I suppose we had romantic thoughts when we bought the hummingbird feeders. Like most things, it was more complicated than we thought including the delicate dance to hang the feeders full of sugar water without dripping it all over the house and our wrap-around porch.
Eventually, it happened and we were able to watch the tiny creature drink from our feeder. They truly are amazing birds. We sat in awe and then set about to try to capture subsequent visits on our phone cameras. This would prove to be more difficult, but eventually we felt rewarded for our efforts to see this beautiful display of nature only feet from where we sat mesmerized.
Then it happened! Wait, was that another one? It was! The second hummingbird was about the same size and quickly approached. “Look, another one!” I said, which scared both of them away. But, within minutes, they were both back, and that’s when we discovered the ugly truth about hummingbirds — they’re assholes.
Well, they’re not really jerks, they just have an inherent need to ingest as much sugar / nectar, etc. as they can to support their supercharged metabolism. When they are competing for nectar from plants, they risk running out of supply and having to fly long distances to find more. They don’t understand that the feeders we put out virtually limitless. So what we soon discovered was less like a beautiful, peaceful day in nature, and more like a dogfight.
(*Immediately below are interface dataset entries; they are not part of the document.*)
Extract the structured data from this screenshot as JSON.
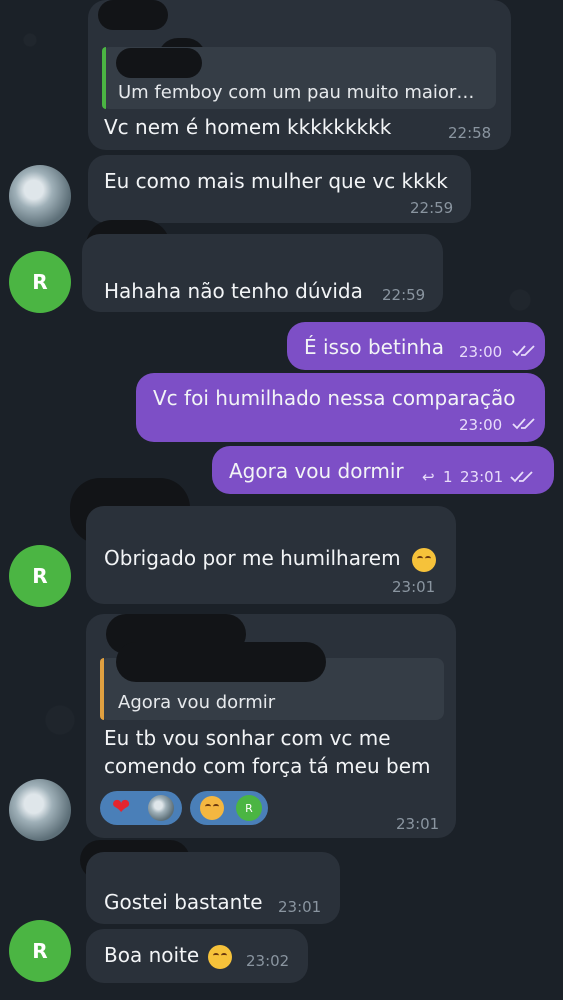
{
  "messages": [
    {
      "quote": "Um femboy com um pau muito maior…",
      "text": "Vc nem é homem kkkkkkkkk",
      "time": "22:58"
    },
    {
      "text": "Eu como mais mulher que vc kkkk",
      "time": "22:59"
    },
    {
      "text": "Hahaha não tenho dúvida",
      "time": "22:59",
      "avatar": "R"
    },
    {
      "text": "É isso betinha",
      "time": "23:00"
    },
    {
      "text": "Vc foi humilhado nessa comparação",
      "time": "23:00"
    },
    {
      "text": "Agora vou dormir",
      "time": "23:01",
      "reply_count": "1"
    },
    {
      "text": "Obrigado por me humilharem",
      "time": "23:01",
      "avatar": "R"
    },
    {
      "quote": "Agora vou dormir",
      "line1": "Eu tb vou sonhar com vc me",
      "line2": "comendo com força tá meu bem",
      "time": "23:01",
      "reaction_avatar": "R"
    },
    {
      "text": "Gostei bastante",
      "time": "23:01"
    },
    {
      "text": "Boa noite",
      "time": "23:02",
      "avatar": "R"
    }
  ],
  "colors": {
    "incoming": "#2a313a",
    "outgoing": "#7d4fc6",
    "quote_bar_1": "#4bb543",
    "quote_bar_2": "#e0a040"
  },
  "icons": [
    "smile-emoji",
    "heart-reaction",
    "smiling-hearts-emoji",
    "double-check-icon",
    "reply-arrow-icon"
  ]
}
As one would settle in to drink from the feeder, the other one would race in to knock his rival back from the source. They would chase each other out of sight, only to race back to sneak a drink before engaging once again with incoming detractors. We believe there is about 4 of the enchanting creatures in our area, and I’m still mesmerized when they hover a few feet above me until I can’t take it anymore and say “hi there!” and the they fly away.
I don’t want to tell you what kind of lesson to learn from the hummingbirds. Many amazing creatures don’t have the reasoning capacity we have even though they have some inherent traits that sometimes boggle the mind. Just appreciating the creature in our immediate area can sometimes keep me busy for hours. But there is one striking lesson that I took from the hummingbirds.
Sometimes the only think keeping us from peace is ignorance.
I am wondering whether many of our imagined “dogfights” are over things we think we know that we are really ignorant about. I imagine the hummingbird telling his son, “One thing I know for sure is that if you’re going to survive, you have to make sure you get the food supply before they do.” Then when his son tries to explain that this seems to be different, the older wiser bird interrupts, “it’s a well-known fact — don’t argue with me.”
I’m thinking through various people struggles I have had in my life. I wonder how many of them were because of MY ignorance. This is going to take a while.
Good luck on your journey!
Be where you are, be who you are,